About this task:
Output all records exactly.

Dataset extract Block Start

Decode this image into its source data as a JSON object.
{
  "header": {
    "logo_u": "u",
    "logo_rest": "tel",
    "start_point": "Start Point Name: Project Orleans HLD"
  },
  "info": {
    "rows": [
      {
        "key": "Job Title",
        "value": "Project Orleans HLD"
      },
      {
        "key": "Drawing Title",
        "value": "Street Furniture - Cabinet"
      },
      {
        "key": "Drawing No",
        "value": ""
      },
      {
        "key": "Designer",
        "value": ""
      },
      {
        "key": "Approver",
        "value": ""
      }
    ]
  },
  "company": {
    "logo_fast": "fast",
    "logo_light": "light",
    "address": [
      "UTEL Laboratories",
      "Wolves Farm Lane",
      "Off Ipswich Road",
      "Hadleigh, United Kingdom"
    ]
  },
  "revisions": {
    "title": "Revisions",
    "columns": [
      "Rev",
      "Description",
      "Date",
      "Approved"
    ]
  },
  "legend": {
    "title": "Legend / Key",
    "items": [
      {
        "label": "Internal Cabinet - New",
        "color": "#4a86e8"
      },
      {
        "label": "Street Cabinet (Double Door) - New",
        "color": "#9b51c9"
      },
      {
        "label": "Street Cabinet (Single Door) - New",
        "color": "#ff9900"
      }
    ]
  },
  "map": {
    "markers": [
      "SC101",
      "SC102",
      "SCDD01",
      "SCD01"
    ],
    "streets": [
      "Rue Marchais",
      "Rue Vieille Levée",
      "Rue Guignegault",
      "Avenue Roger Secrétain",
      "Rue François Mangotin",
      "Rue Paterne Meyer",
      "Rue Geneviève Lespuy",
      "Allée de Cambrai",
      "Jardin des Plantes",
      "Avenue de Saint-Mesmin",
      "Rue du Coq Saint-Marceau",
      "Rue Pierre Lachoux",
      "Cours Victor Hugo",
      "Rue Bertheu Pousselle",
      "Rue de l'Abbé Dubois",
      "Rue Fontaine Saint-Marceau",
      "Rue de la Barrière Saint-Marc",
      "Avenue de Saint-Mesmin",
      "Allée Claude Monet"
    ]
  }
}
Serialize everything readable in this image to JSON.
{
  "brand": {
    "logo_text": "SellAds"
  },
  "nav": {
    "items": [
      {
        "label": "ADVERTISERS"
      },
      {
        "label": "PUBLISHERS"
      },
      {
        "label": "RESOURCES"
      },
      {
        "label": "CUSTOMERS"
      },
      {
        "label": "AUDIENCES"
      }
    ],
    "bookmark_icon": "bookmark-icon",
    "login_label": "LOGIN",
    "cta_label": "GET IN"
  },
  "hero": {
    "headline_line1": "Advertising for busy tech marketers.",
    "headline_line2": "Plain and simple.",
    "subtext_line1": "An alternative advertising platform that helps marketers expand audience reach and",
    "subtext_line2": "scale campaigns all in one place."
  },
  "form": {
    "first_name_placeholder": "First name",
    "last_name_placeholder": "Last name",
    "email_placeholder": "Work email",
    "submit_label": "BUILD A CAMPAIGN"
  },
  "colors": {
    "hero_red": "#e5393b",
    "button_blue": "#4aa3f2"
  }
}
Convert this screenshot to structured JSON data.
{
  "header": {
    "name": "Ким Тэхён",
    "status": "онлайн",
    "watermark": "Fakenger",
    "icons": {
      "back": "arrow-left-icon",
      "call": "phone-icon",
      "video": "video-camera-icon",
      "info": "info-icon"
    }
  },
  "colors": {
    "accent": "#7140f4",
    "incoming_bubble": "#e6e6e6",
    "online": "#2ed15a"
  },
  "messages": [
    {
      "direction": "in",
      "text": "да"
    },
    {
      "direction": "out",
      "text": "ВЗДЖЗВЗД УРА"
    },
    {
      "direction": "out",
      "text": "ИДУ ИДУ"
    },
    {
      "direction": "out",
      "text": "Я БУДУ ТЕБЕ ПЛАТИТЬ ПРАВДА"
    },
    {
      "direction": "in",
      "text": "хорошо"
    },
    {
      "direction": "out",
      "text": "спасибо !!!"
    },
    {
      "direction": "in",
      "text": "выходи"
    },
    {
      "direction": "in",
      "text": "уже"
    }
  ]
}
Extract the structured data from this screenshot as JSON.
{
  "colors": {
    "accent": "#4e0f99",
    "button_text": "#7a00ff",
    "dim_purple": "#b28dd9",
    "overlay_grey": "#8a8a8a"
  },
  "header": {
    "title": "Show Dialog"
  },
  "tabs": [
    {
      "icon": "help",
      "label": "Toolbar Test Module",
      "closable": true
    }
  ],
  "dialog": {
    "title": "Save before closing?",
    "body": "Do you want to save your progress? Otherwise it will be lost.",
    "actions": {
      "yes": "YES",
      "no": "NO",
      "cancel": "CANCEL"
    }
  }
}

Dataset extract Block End

Result for this exercise:
Decode this image into its source data as a JSON object.
{
  "header": {
    "logo_u": "u",
    "logo_rest": "tel",
    "start_point": "Start Point Name: Project Orleans HLD"
  },
  "info": {
    "rows": [
      {
        "key": "Job Title",
        "value": "Project Orleans HLD"
      },
      {
        "key": "Drawing Title",
        "value": "Street Furniture - Cabinet"
      },
      {
        "key": "Drawing No",
        "value": ""
      },
      {
        "key": "Designer",
        "value": ""
      },
      {
        "key": "Approver",
        "value": ""
      }
    ]
  },
  "company": {
    "logo_fast": "fast",
    "logo_light": "light",
    "address": [
      "UTEL Laboratories",
      "Wolves Farm Lane",
      "Off Ipswich Road",
      "Hadleigh, United Kingdom"
    ]
  },
  "revisions": {
    "title": "Revisions",
    "columns": [
      "Rev",
      "Description",
      "Date",
      "Approved"
    ]
  },
  "legend": {
    "title": "Legend / Key",
    "items": [
      {
        "label": "Internal Cabinet - New",
        "color": "#4a86e8"
      },
      {
        "label": "Street Cabinet (Double Door) - New",
        "color": "#9b51c9"
      },
      {
        "label": "Street Cabinet (Single Door) - New",
        "color": "#ff9900"
      }
    ]
  },
  "map": {
    "markers": [
      "SC101",
      "SC102",
      "SCDD01",
      "SCD01"
    ],
    "streets": [
      "Rue Marchais",
      "Rue Vieille Levée",
      "Rue Guignegault",
      "Avenue Roger Secrétain",
      "Rue François Mangotin",
      "Rue Paterne Meyer",
      "Rue Geneviève Lespuy",
      "Allée de Cambrai",
      "Jardin des Plantes",
      "Avenue de Saint-Mesmin",
      "Rue du Coq Saint-Marceau",
      "Rue Pierre Lachoux",
      "Cours Victor Hugo",
      "Rue Bertheu Pousselle",
      "Rue de l'Abbé Dubois",
      "Rue Fontaine Saint-Marceau",
      "Rue de la Barrière Saint-Marc",
      "Avenue de Saint-Mesmin",
      "Allée Claude Monet"
    ]
  }
}
Serialize everything readable in this image to JSON.
{
  "brand": {
    "logo_text": "SellAds"
  },
  "nav": {
    "items": [
      {
        "label": "ADVERTISERS"
      },
      {
        "label": "PUBLISHERS"
      },
      {
        "label": "RESOURCES"
      },
      {
        "label": "CUSTOMERS"
      },
      {
        "label": "AUDIENCES"
      }
    ],
    "bookmark_icon": "bookmark-icon",
    "login_label": "LOGIN",
    "cta_label": "GET IN"
  },
  "hero": {
    "headline_line1": "Advertising for busy tech marketers.",
    "headline_line2": "Plain and simple.",
    "subtext_line1": "An alternative advertising platform that helps marketers expand audience reach and",
    "subtext_line2": "scale campaigns all in one place."
  },
  "form": {
    "first_name_placeholder": "First name",
    "last_name_placeholder": "Last name",
    "email_placeholder": "Work email",
    "submit_label": "BUILD A CAMPAIGN"
  },
  "colors": {
    "hero_red": "#e5393b",
    "button_blue": "#4aa3f2"
  }
}
Convert this screenshot to structured JSON data.
{
  "header": {
    "name": "Ким Тэхён",
    "status": "онлайн",
    "watermark": "Fakenger",
    "icons": {
      "back": "arrow-left-icon",
      "call": "phone-icon",
      "video": "video-camera-icon",
      "info": "info-icon"
    }
  },
  "colors": {
    "accent": "#7140f4",
    "incoming_bubble": "#e6e6e6",
    "online": "#2ed15a"
  },
  "messages": [
    {
      "direction": "in",
      "text": "да"
    },
    {
      "direction": "out",
      "text": "ВЗДЖЗВЗД УРА"
    },
    {
      "direction": "out",
      "text": "ИДУ ИДУ"
    },
    {
      "direction": "out",
      "text": "Я БУДУ ТЕБЕ ПЛАТИТЬ ПРАВДА"
    },
    {
      "direction": "in",
      "text": "хорошо"
    },
    {
      "direction": "out",
      "text": "спасибо !!!"
    },
    {
      "direction": "in",
      "text": "выходи"
    },
    {
      "direction": "in",
      "text": "уже"
    }
  ]
}
Extract the structured data from this screenshot as JSON.
{
  "colors": {
    "accent": "#4e0f99",
    "button_text": "#7a00ff",
    "dim_purple": "#b28dd9",
    "overlay_grey": "#8a8a8a"
  },
  "header": {
    "title": "Show Dialog"
  },
  "tabs": [
    {
      "icon": "help",
      "label": "Toolbar Test Module",
      "closable": true
    }
  ],
  "dialog": {
    "title": "Save before closing?",
    "body": "Do you want to save your progress? Otherwise it will be lost.",
    "actions": {
      "yes": "YES",
      "no": "NO",
      "cancel": "CANCEL"
    }
  }
}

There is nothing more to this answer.